Our women’s study talked a little about the end of our last study on the mutuality commands (those “one another” things) then moved on to look at a book we had studied back around 2005.  It was about prayer.  We once focused almost exclusively on prayer, but have since branched out.  But there were leftover books and we haven’t chosen anything else.  This one was Bill Hybels’, Too Busy Not to Pray.

Just two pages in we found ourselves stopping to share some of our own stories.  The idea was, there are times when circumstances seem to force us to pray, because we have no where else to turn.  Often God seems especially present at those times.  Several told stories of being with loved ones as they died, and feeling God’s presence there.  But two other stories stood out for their uniqueness.

They actually had a similar theme of trusting God through extremely difficult circumstances, especially when one really has no control over medical outcomes.  The older story was of a very difficult birth experience some twenty or more years ago.  The baby was born but was not breathing.  I’m sure the medical team was doing all sorts of things, but all mom could do was pray, not knowing how it would turn out.  She said somehow, the Lord’s peace settled over her, so instead of anxiety, she just knew that her baby was in God’s hands and whether he lived or died, he was safe.  Of course, we all knew he had survived, but what a wonderful legacy to know that God was powerfully present at his birth.

The other story was from just last year.  A family from our church was involved in a terrible roll over accident and were seriously injured.  The mom was the least injured but at first she said she had no strength to even move.  Finally she prayed for strength and she was then able to quickly recover and go to the bedside of her daughter, who had been moved to a children’s hospital in another town, with serious head injuries.  Let me tell you, the whole church was praying for their recovery, especially with dad and daughter in different hospitals.  The mom said she felt strengthened by those prayers.  But oddly enough, those who visited her felt she somehow strengthened their faith.  God is good and all have recovered from their injuries.
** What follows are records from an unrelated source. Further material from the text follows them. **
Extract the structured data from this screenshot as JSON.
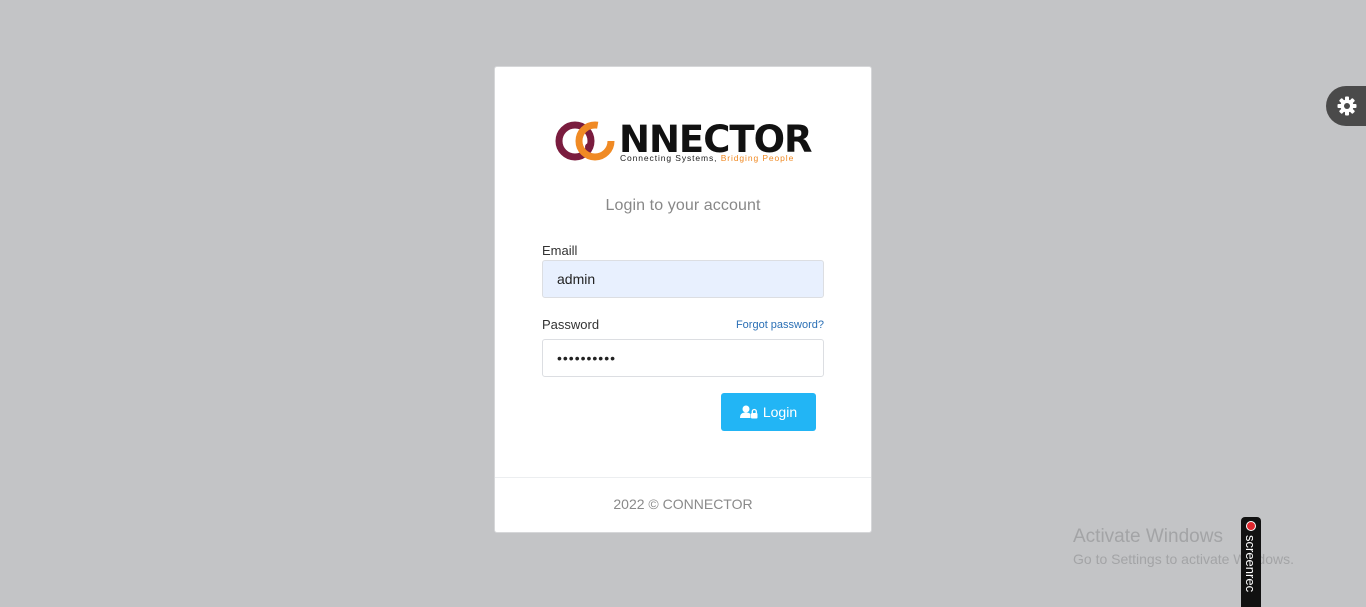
{
  "brand": {
    "name": "NNECTOR",
    "tagline_main": "Connecting Systems, ",
    "tagline_accent": "Bridging People",
    "colors": {
      "ring_dark": "#7a1c3e",
      "ring_orange": "#f08a24"
    }
  },
  "login": {
    "subtitle": "Login to your account",
    "email_label": "Emaill",
    "email_value": "admin",
    "password_label": "Password",
    "password_value": "••••••••••",
    "forgot_link": "Forgot password?",
    "login_button": "Login",
    "login_icon": "user-lock-icon",
    "button_color": "#22b5f5"
  },
  "footer": {
    "text": "2022 © CONNECTOR"
  },
  "settings": {
    "icon": "gear-icon"
  },
  "watermark": {
    "line1": "Activate Windows",
    "line2": "Go to Settings to activate Windows."
  },
  "recorder": {
    "label": "screenrec",
    "icon": "record-icon"
  }
}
Of course, that isn’t always the way things go.  We all know stories that go the other way and it is a mystery to us why some are healed and others are simply taken home.  But I wonder if somehow walking in the valley of the shadow of death for someone dear to us leaves us more open to hearing from the Lord.  I did not share this at the time as it did not seem to fit, but I found that when each of my parents were dying, it seemed like I had a direct line to Jesus somehow.  The occasions were separated by nearly 30 years, in my case, but I was amazed to find myself brought nearer to the Lord, when my mother was dying, than I had felt in years.  No question about it, it did seem to be all about trust as well.

So what is your story?  Have you felt closer to Jesus during some crisis, or was it more like your prayers were bouncing off the ceiling and walls?  Most of us have been there too.  Did it take some crisis of faith to open the lines of communication again?


About ansaphil

I am the fourth of five children, born and raised in Bakersfield. I am an at home mom of two teenagers. I attended the local junior college and worked my way through my last two years at USC. But that was some time ago and I do not think writing ability has much to do with where one attended school. I was never sure what to be when I grew up. But I always loved books and music. Several years ago I found myself writing more and more in my journals. It was almost as though I was processing life through my writing. Eventually it occurred to me that perhaps I might have something to say publicly, and not just in my journals. I hope my unique perspective on things will be a blessing to all.
This entry was posted in Prayer, Uncategorized and tagged , , . Bookmark the permalink.

Leave a Reply

Fill in your details below or click an icon to log in: Logo

You are commenting using your account. Log Out /  Change )

Google+ photo

You are commenting using your Google+ account. Log Out /  Change )

Twitter picture

You are commenting using your Twitter account. Log Out /  Change )

Facebook photo

You are commenting using your Facebook account. Log Out /  Change )


Connecting to %s